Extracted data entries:
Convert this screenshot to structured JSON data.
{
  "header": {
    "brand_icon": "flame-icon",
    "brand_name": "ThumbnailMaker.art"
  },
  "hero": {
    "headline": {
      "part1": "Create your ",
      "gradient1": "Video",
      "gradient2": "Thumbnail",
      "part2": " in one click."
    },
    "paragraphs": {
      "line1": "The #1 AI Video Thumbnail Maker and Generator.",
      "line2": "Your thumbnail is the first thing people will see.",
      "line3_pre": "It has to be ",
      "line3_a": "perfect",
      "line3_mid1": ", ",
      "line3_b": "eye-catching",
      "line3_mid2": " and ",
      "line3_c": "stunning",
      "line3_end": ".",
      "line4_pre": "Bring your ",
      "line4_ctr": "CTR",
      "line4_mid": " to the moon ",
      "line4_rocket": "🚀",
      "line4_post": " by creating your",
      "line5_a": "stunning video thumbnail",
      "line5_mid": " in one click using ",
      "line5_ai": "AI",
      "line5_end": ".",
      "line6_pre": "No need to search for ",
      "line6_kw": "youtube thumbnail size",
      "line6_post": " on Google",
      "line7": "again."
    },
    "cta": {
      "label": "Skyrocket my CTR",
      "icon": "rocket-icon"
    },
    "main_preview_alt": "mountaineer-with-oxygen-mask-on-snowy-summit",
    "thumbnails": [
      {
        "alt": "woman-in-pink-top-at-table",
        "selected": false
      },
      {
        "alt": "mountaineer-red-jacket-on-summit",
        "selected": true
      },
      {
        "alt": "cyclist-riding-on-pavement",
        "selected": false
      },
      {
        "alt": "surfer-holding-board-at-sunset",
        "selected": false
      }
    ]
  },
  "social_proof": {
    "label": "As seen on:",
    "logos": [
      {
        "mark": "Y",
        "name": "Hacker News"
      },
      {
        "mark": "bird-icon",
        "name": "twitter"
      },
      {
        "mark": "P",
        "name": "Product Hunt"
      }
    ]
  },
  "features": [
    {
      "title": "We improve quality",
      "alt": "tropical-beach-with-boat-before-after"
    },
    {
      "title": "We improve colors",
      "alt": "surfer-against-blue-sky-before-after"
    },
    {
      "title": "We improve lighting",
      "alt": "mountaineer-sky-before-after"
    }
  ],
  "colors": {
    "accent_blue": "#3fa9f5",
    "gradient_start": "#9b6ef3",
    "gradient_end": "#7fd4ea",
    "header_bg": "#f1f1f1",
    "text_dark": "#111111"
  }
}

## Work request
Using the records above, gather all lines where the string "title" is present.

## Result of this exercise
      "title": "We improve quality",
      "title": "We improve colors",
      "title": "We improve lighting",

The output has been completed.